Boko Haram fighters fleeing an attack on their base last week may have used some of the girls kidnapped in 2014 from northeast Nigeria's Chibok as human shields to prevent being fired upon by fighter jets, a military commander said Wednesday.
Major General Lucky Irabor, theatre commander of Nigeria's military campaign against the group, showed a news conference aerial footage he said was filmed during the operation in the Sambisa forest that showed Boko Haram fighters moving with women and children.
"The haggard fighters were just using them as a shield," Irabor told reporters in the northeastern city of Maiduguri. "That is why we did not engage them from the air."
"We had always believed and hoped that going into the Sambisa would afford us the opportunity to get the remaining Chibok girls.
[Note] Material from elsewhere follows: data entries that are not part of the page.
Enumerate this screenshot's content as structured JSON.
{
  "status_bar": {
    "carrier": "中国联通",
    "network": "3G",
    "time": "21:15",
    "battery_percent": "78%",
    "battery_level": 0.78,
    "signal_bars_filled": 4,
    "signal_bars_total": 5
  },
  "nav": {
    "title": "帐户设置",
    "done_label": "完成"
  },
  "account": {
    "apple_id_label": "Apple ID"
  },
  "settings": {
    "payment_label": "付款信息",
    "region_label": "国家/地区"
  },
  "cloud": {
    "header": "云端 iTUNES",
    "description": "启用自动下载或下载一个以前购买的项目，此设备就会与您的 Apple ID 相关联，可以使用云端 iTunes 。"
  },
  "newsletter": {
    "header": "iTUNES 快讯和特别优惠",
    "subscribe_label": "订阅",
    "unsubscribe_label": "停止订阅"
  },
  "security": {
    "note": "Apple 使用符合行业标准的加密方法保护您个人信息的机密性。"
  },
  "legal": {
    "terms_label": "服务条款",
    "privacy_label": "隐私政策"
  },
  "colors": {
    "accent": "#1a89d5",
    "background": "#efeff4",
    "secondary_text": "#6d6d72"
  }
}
What we can't tell is whether those women we can see were the Chibok girls," he said.
FILE - This undated image taken from video distributed Aug. 14, 2016, shows an alleged Boko Haram soldier standing in front of a group of girls alleged to be some of the abducted Chibok schoolgirls held since April 2014.
Boko Haram militants kidnapped more than 200 girls from their school dormitories in the town of Chibok in April 2014.
The first of the girls to be found said most of them were being held in the Sambisa forest, where she was discovered in May.
The group has kidnapped hundreds of men, women and children during its seven-year insurgency aimed at creating an Islamic state in northeast Nigeria, some of whom may also be held in the forest.
The abduction of the Chibok girls, 21 of whom were released in October, brought worldwide notoriety.
Stronghold reportedly captured
President Muhammadu Buhari said Saturday that the Islamist militants’ last enclave in the forest, the vast former game reserve in northeast Nigeria that was their stronghold, had been captured.
Reuters has been unable to independently verify that the area has been captured, but the comments from the general were the first reference by a military official to the suspected whereabouts of the girls since Buhari's announcement.
The president said the capture of Camp Zero in the forest marked the "final crushing of Boko Haram," but security analysts say the group’s ability to carry out attacks in neighboring Niger, Cameroon and Chad suggests it has multiple bases.
They also say the group split this year with one faction led by Abubakar Shekau operating from the Sambisa forest and the other, allied to Islamic State and led by Abu Musab al-Barnawi, based in the Lake Chad region.
Irabor said the military was pursuing those who fled, adding that 1,240 people suspected of being militants, their relatives or sympathizers had been arrested between Dec. 21 and 28.
Boko Haram has killed 15,000 people and displaced more than 2 million during its insurgency. It controlled an area the size of Belgium in early 2015, but has been pushed back by troops from Nigeria and neighboring countries since then.
Separately, dozens of Boko Haram fighters have given themselves up to authorities in southern Niger, the interior minister there said.